WHAT NEEDS TO BE DONE — Return each record word for word, keeping none of its pictures.

RECORD SET —
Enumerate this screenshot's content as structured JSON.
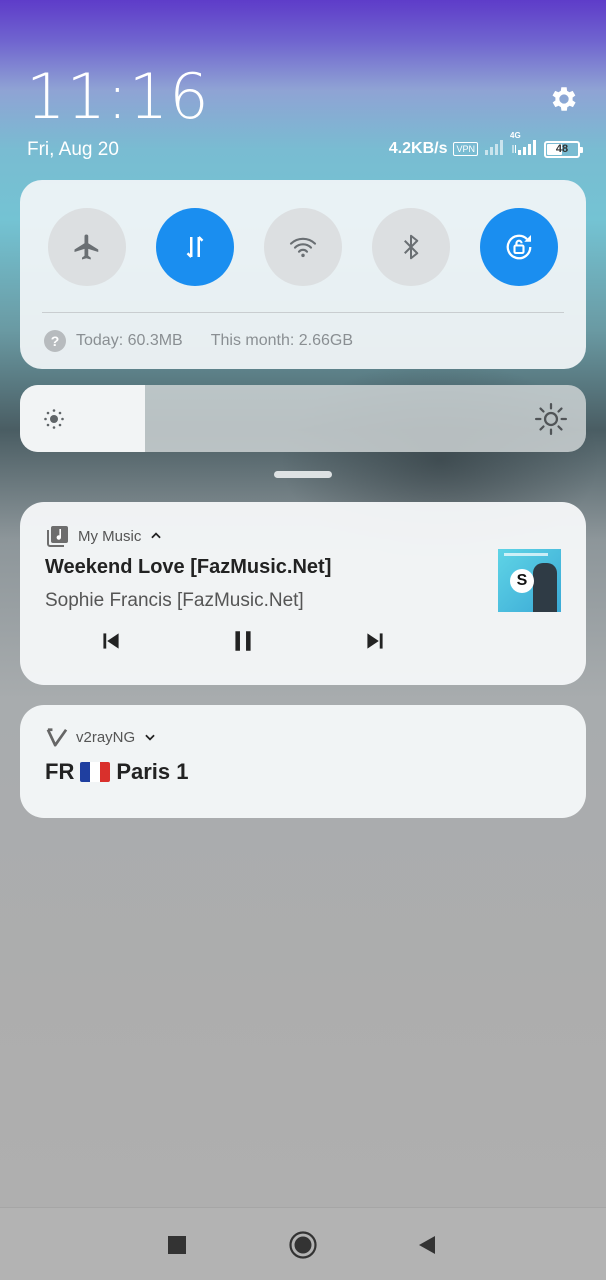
{
  "status": {
    "time": "11:16",
    "date": "Fri, Aug 20",
    "net_speed": "4.2KB/s",
    "vpn_badge": "VPN",
    "network_type": "4G",
    "battery": "48"
  },
  "quick_settings": {
    "toggles": [
      {
        "name": "Airplane mode",
        "icon": "airplane-icon",
        "active": false
      },
      {
        "name": "Mobile data",
        "icon": "data-transfer-icon",
        "active": true
      },
      {
        "name": "Wi-Fi",
        "icon": "wifi-icon",
        "active": false
      },
      {
        "name": "Bluetooth",
        "icon": "bluetooth-icon",
        "active": false
      },
      {
        "name": "Auto-rotate lock",
        "icon": "rotation-lock-icon",
        "active": true
      }
    ],
    "data_usage": {
      "help_glyph": "?",
      "today": "Today: 60.3MB",
      "this_month": "This month: 2.66GB"
    },
    "brightness_level": 0.22
  },
  "notifications": {
    "music": {
      "app_name": "My Music",
      "title": "Weekend Love [FazMusic.Net]",
      "artist": "Sophie Francis [FazMusic.Net]",
      "album_logo_glyph": "S",
      "controls": [
        "previous",
        "pause",
        "next"
      ]
    },
    "vpn": {
      "app_name": "v2rayNG",
      "server_code": "FR",
      "server_name": "Paris 1"
    }
  },
  "colors": {
    "accent": "#1a8ef0",
    "panel": "#f0f4f6",
    "toggle_off": "#dcdfe1"
  },
  "navigation": [
    "recents",
    "home",
    "back"
  ]
}
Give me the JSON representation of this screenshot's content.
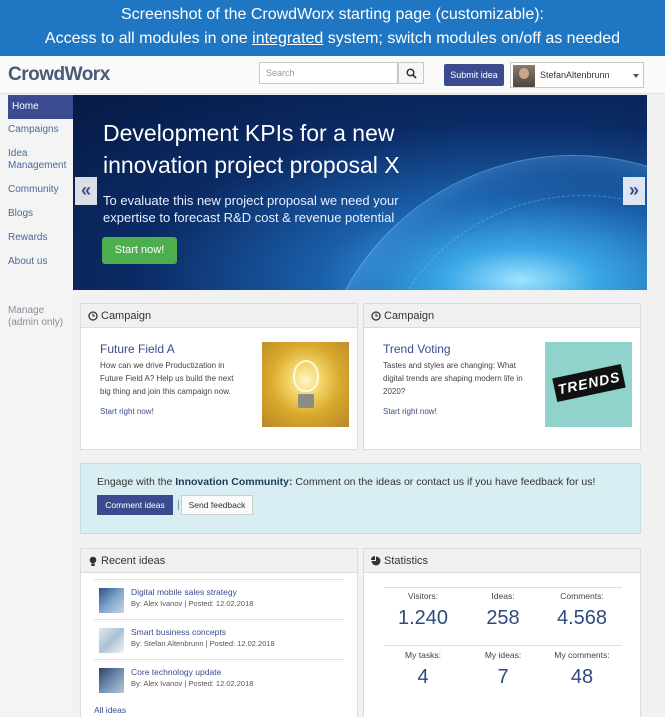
{
  "caption": {
    "line1": "Screenshot of the CrowdWorx starting page (customizable):",
    "line2_pre": "Access to all modules in one ",
    "line2_underlined": "integrated",
    "line2_post": " system; switch modules on/off as needed"
  },
  "header": {
    "logo": "CrowdWorx",
    "search_placeholder": "Search",
    "submit_label": "Submit idea",
    "user_name": "StefanAltenbrunn"
  },
  "sidebar": {
    "items": [
      {
        "label": "Home"
      },
      {
        "label": "Campaigns"
      },
      {
        "label": "Idea Management"
      },
      {
        "label": "Community"
      },
      {
        "label": "Blogs"
      },
      {
        "label": "Rewards"
      },
      {
        "label": "About us"
      }
    ],
    "manage": "Manage (admin only)"
  },
  "hero": {
    "title_line1": "Development KPIs for a new",
    "title_line2": "innovation project proposal X",
    "sub_line1": "To evaluate this new project proposal we need your",
    "sub_line2": "expertise to forecast R&D cost & revenue potential",
    "cta": "Start now!",
    "prev": "«",
    "next": "»"
  },
  "campaigns": [
    {
      "header": "Campaign",
      "title": "Future Field A",
      "text_lines": [
        "How can we drive Productization in",
        "Future Field A? Help us build the next",
        "big thing and join this campaign now."
      ],
      "link": "Start right now!"
    },
    {
      "header": "Campaign",
      "title": "Trend Voting",
      "text_lines": [
        "Tastes and styles are changing: What",
        "digital trends are shaping modern life in",
        "2020?"
      ],
      "link": "Start right now!",
      "image_text": "TRENDS"
    }
  ],
  "engage": {
    "pre": "Engage with the ",
    "bold": "Innovation Community:",
    "post": " Comment on the ideas or contact us if you have feedback for us!",
    "comment_btn": "Comment ideas",
    "separator": "|",
    "feedback_btn": "Send feedback"
  },
  "recent_ideas": {
    "header": "Recent ideas",
    "items": [
      {
        "title": "Digital mobile sales strategy",
        "meta": "By: Alex Ivanov | Posted: 12.02.2018"
      },
      {
        "title": "Smart business concepts",
        "meta": "By: Stefan Altenbrunn | Posted: 12.02.2018"
      },
      {
        "title": "Core technology update",
        "meta": "By: Alex Ivanov | Posted: 12.02.2018"
      }
    ],
    "all_link": "All ideas"
  },
  "statistics": {
    "header": "Statistics",
    "top": [
      {
        "label": "Visitors:",
        "value": "1.240"
      },
      {
        "label": "Ideas:",
        "value": "258"
      },
      {
        "label": "Comments:",
        "value": "4.568"
      }
    ],
    "bottom": [
      {
        "label": "My tasks:",
        "value": "4"
      },
      {
        "label": "My ideas:",
        "value": "7"
      },
      {
        "label": "My comments:",
        "value": "48"
      }
    ]
  },
  "colors": {
    "accent": "#3b4b8f",
    "banner": "#1f77c4",
    "cta_green": "#4cae4c",
    "engage_bg": "#d8eef2"
  }
}
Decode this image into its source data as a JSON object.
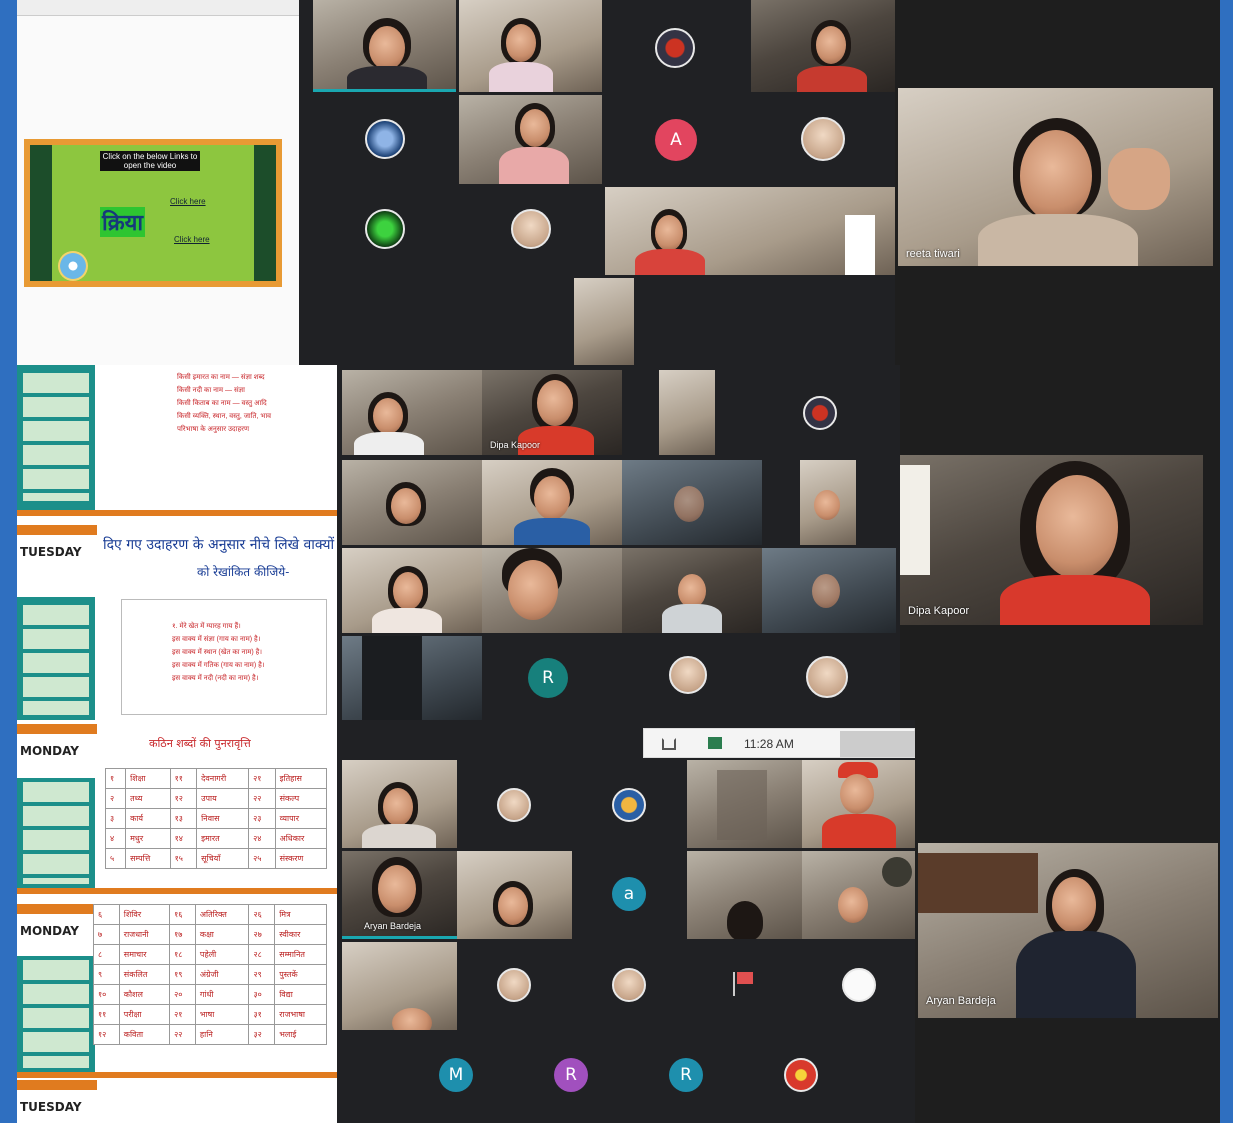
{
  "participants": {
    "meeting1_host": "reeta tiwari",
    "meeting2_host": "Dipa Kapoor",
    "meeting2_tile": "Dipa Kapoor",
    "meeting3_main": "Aryan Bardeja",
    "meeting3_tile": "Aryan Bardeja"
  },
  "avatars": {
    "m1_a": "A",
    "m2_r": "R",
    "m3_a": "a",
    "m3_m": "M",
    "m3_r1": "R",
    "m3_r2": "R"
  },
  "slide": {
    "instruction": "Click on the below Links to open the video",
    "word": "क्रिया",
    "link1": "Click here",
    "link2": "Click here"
  },
  "docs": {
    "day1": "TUESDAY",
    "day2": "MONDAY",
    "day3": "MONDAY",
    "day4": "TUESDAY",
    "heading_mid": "दिए गए उदाहरण के अनुसार नीचे लिखे वाक्यों",
    "heading_mid2": "को रेखांकित कीजिये-",
    "heading_bottom": "कठिन शब्दों की पुनरावृत्ति"
  },
  "taskbar": {
    "time": "11:28 AM"
  },
  "colors": {
    "frame": "#2f6fc0",
    "meet_bg": "#202124",
    "avatar_red": "#e2455f",
    "avatar_teal": "#17807c",
    "avatar_sea": "#1e8fad",
    "avatar_purple": "#a150be",
    "slide_green": "#8dc63f"
  }
}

WORKED SOLUTION —
Enumerate this screenshot's content as structured JSON.
{
  "status": {
    "time": "11:16",
    "date": "Fri, Aug 20",
    "net_speed": "4.2KB/s",
    "vpn_badge": "VPN",
    "network_type": "4G",
    "battery": "48"
  },
  "quick_settings": {
    "toggles": [
      {
        "name": "Airplane mode",
        "icon": "airplane-icon",
        "active": false
      },
      {
        "name": "Mobile data",
        "icon": "data-transfer-icon",
        "active": true
      },
      {
        "name": "Wi-Fi",
        "icon": "wifi-icon",
        "active": false
      },
      {
        "name": "Bluetooth",
        "icon": "bluetooth-icon",
        "active": false
      },
      {
        "name": "Auto-rotate lock",
        "icon": "rotation-lock-icon",
        "active": true
      }
    ],
    "data_usage": {
      "help_glyph": "?",
      "today": "Today: 60.3MB",
      "this_month": "This month: 2.66GB"
    },
    "brightness_level": 0.22
  },
  "notifications": {
    "music": {
      "app_name": "My Music",
      "title": "Weekend Love [FazMusic.Net]",
      "artist": "Sophie Francis [FazMusic.Net]",
      "album_logo_glyph": "S",
      "controls": [
        "previous",
        "pause",
        "next"
      ]
    },
    "vpn": {
      "app_name": "v2rayNG",
      "server_code": "FR",
      "server_name": "Paris 1"
    }
  },
  "colors": {
    "accent": "#1a8ef0",
    "panel": "#f0f4f6",
    "toggle_off": "#dcdfe1"
  },
  "navigation": [
    "recents",
    "home",
    "back"
  ]
}
Give me the JSON representation of this screenshot's content.
{
  "caption": {
    "line1": "Screenshot of the CrowdWorx starting page (customizable):",
    "line2_pre": "Access to all modules in one ",
    "line2_underlined": "integrated",
    "line2_post": " system; switch modules on/off as needed"
  },
  "header": {
    "logo": "CrowdWorx",
    "search_placeholder": "Search",
    "submit_label": "Submit idea",
    "user_name": "StefanAltenbrunn"
  },
  "sidebar": {
    "items": [
      {
        "label": "Home"
      },
      {
        "label": "Campaigns"
      },
      {
        "label": "Idea Management"
      },
      {
        "label": "Community"
      },
      {
        "label": "Blogs"
      },
      {
        "label": "Rewards"
      },
      {
        "label": "About us"
      }
    ],
    "manage": "Manage (admin only)"
  },
  "hero": {
    "title_line1": "Development KPIs for a new",
    "title_line2": "innovation project proposal X",
    "sub_line1": "To evaluate this new project proposal we need your",
    "sub_line2": "expertise to forecast R&D cost & revenue potential",
    "cta": "Start now!",
    "prev": "«",
    "next": "»"
  },
  "campaigns": [
    {
      "header": "Campaign",
      "title": "Future Field A",
      "text_lines": [
        "How can we drive Productization in",
        "Future Field A? Help us build the next",
        "big thing and join this campaign now."
      ],
      "link": "Start right now!"
    },
    {
      "header": "Campaign",
      "title": "Trend Voting",
      "text_lines": [
        "Tastes and styles are changing: What",
        "digital trends are shaping modern life in",
        "2020?"
      ],
      "link": "Start right now!",
      "image_text": "TRENDS"
    }
  ],
  "engage": {
    "pre": "Engage with the ",
    "bold": "Innovation Community:",
    "post": " Comment on the ideas or contact us if you have feedback for us!",
    "comment_btn": "Comment ideas",
    "separator": "|",
    "feedback_btn": "Send feedback"
  },
  "recent_ideas": {
    "header": "Recent ideas",
    "items": [
      {
        "title": "Digital mobile sales strategy",
        "meta": "By: Alex Ivanov | Posted: 12.02.2018"
      },
      {
        "title": "Smart business concepts",
        "meta": "By: Stefan Altenbrunn | Posted: 12.02.2018"
      },
      {
        "title": "Core technology update",
        "meta": "By: Alex Ivanov | Posted: 12.02.2018"
      }
    ],
    "all_link": "All ideas"
  },
  "statistics": {
    "header": "Statistics",
    "top": [
      {
        "label": "Visitors:",
        "value": "1.240"
      },
      {
        "label": "Ideas:",
        "value": "258"
      },
      {
        "label": "Comments:",
        "value": "4.568"
      }
    ],
    "bottom": [
      {
        "label": "My tasks:",
        "value": "4"
      },
      {
        "label": "My ideas:",
        "value": "7"
      },
      {
        "label": "My comments:",
        "value": "48"
      }
    ]
  },
  "colors": {
    "accent": "#3b4b8f",
    "banner": "#1f77c4",
    "cta_green": "#4cae4c",
    "engage_bg": "#d8eef2"
  }
}
Decode this image into its source data as a JSON object.
{
  "participants": {
    "meeting1_host": "reeta tiwari",
    "meeting2_host": "Dipa Kapoor",
    "meeting2_tile": "Dipa Kapoor",
    "meeting3_main": "Aryan Bardeja",
    "meeting3_tile": "Aryan Bardeja"
  },
  "avatars": {
    "m1_a": "A",
    "m2_r": "R",
    "m3_a": "a",
    "m3_m": "M",
    "m3_r1": "R",
    "m3_r2": "R"
  },
  "slide": {
    "instruction": "Click on the below Links to open the video",
    "word": "क्रिया",
    "link1": "Click here",
    "link2": "Click here"
  },
  "docs": {
    "day1": "TUESDAY",
    "day2": "MONDAY",
    "day3": "MONDAY",
    "day4": "TUESDAY",
    "heading_mid": "दिए गए उदाहरण के अनुसार नीचे लिखे वाक्यों",
    "heading_mid2": "को रेखांकित कीजिये-",
    "heading_bottom": "कठिन शब्दों की पुनरावृत्ति"
  },
  "taskbar": {
    "time": "11:28 AM"
  },
  "colors": {
    "frame": "#2f6fc0",
    "meet_bg": "#202124",
    "avatar_red": "#e2455f",
    "avatar_teal": "#17807c",
    "avatar_sea": "#1e8fad",
    "avatar_purple": "#a150be",
    "slide_green": "#8dc63f"
  }
}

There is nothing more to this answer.